Keeping discrimination at bay
A section in this book explores ways to avoid discrimination, particularly during the recruitment and selection of employees. Employers are responsible for relating to the protected characteristics in the Equality Act 2010 to ensure that no employee or candidate seeking employment will be treated less favourably. Learners have the opportunity to distinguish between direct discrimination, indirect discrimination, and discrimination by association.
Students can learn about different aspects of contract law and the different elements of a contract, including an offer, acceptance, consideration of parties, and intent to bind the parties to the contract. Additionally, students are taught to distinguish between the express and implied terms. Finally, they need to understand that contracts can be changed through the flexibility clause.

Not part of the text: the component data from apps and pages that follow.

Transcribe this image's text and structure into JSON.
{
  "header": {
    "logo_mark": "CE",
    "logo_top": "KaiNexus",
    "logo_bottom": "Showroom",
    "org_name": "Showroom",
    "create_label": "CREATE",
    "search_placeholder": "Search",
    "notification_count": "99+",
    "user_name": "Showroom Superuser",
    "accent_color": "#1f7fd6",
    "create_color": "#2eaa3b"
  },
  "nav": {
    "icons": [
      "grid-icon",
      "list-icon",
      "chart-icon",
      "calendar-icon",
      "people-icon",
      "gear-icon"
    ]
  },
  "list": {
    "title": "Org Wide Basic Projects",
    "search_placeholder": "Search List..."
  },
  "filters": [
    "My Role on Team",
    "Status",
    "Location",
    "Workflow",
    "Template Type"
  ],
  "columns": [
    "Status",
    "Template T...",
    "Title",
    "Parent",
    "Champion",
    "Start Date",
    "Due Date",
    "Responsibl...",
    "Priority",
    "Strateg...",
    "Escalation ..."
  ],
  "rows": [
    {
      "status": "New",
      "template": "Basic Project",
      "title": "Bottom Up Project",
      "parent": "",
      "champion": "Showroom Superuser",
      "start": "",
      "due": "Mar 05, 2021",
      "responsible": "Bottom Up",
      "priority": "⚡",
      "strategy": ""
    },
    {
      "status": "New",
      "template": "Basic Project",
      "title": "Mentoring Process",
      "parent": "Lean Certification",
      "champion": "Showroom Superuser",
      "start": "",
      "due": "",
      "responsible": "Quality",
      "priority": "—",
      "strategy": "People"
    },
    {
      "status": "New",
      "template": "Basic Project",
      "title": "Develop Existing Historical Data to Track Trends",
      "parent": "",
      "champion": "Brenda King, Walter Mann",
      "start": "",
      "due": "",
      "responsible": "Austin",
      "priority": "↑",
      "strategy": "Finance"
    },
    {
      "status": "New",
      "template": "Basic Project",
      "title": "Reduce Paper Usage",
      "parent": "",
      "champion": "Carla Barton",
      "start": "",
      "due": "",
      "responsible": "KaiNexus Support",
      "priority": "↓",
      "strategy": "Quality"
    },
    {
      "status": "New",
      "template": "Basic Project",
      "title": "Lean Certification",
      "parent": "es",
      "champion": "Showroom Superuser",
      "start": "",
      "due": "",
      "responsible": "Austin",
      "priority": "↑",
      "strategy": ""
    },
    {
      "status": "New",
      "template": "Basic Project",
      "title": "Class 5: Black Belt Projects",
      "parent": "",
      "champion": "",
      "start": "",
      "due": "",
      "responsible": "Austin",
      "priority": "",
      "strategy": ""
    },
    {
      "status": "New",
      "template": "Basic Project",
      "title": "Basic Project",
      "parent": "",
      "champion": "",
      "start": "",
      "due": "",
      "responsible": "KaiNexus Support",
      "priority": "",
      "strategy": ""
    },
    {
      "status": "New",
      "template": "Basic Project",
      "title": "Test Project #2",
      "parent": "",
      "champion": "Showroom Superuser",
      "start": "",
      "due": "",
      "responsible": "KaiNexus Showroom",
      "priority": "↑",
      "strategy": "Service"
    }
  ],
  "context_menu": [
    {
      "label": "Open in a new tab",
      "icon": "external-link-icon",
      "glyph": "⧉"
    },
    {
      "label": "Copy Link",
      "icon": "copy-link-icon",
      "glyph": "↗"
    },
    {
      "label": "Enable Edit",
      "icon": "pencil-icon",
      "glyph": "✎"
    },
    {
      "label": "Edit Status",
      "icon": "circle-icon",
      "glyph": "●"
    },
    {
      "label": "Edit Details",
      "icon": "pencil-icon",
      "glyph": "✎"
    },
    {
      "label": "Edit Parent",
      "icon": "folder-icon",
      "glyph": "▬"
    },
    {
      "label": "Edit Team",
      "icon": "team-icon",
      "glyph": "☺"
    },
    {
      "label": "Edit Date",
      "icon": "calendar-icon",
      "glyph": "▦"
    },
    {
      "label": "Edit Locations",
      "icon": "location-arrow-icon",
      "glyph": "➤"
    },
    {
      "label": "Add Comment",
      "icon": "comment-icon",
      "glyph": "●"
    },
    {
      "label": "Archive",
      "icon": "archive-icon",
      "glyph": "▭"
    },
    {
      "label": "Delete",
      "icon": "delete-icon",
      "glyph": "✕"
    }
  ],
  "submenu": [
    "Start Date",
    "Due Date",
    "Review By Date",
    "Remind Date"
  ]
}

The redundancy of workers within an organization causes changes, and business transfers also result in organizational changes. Employment Rights Act 1996 and Trade Union and Labour Relations Consolidation Act 1992 apply to determine whether an employee is entitled to redundancy. These processes must be followed to ensure that redundancies are necessary, and employees should also be consulted. A TUPE law identifies with the employee’s right to the terms of employment, continuity of employment, and benefits even when the business is transferred.
The National Minimum Wage Act 1998 guarantees minimum wages to employees in any organization. Furthermore, they have a right to leave under the Working Time Regulation 1998 and work time under the Working Time Directive. In addition to maternity leave and paternity leave, employees are entitled to take off days to care for family and friends in times of need. The Health and Safety at Work 1974 regulation provides employees with the right to a safe working environment to be well protected. There is an implied duty on employers to promote fairness, respect, and adhere to the psychological contract terms developed between them and the employees. In addition to this right, employees also have a right to associate under Article 11 of the Human Rights Act.
Employers must follow the proper procedure to address misconduct and capability issues when dismissing an employee. Making decisions on dismissal is more equitable if employers follow the proper procedure. It is essential for students taking the employment law course to know that there are five justified reasons for dismissal, which include misconduct, capability, redundancy, and breach of statutory restriction. They should also know that any other reason they choose should be genuine and fair to both the employee and employer. During the disciplinary hearing process, employees are allowed to be accompanied before their dismissal. Students should become familiar with the roles played by parties accompanying employees at hearings.
During this unit, what will learners learn?
When learners have completed the course and passed the EML assessment, they will be able to:
- The student has understood employment law, its aims and objectives, and how it is enforced at work.
- Learned best practices and legal compliances in several HR activities, including selection, recruitment, equal pay, management of employees per the law, legal disciplinary procedures and matters, and performance management.
- Understand the complexities involved in fulfilling HR roles in a legal manner
- Understand how to treat employees following the law
Assessment of the 5EML
Upon completing the unit, learners will be required to complete an assessment where they will be required to write a booklet with specific questions about the issues discussed above.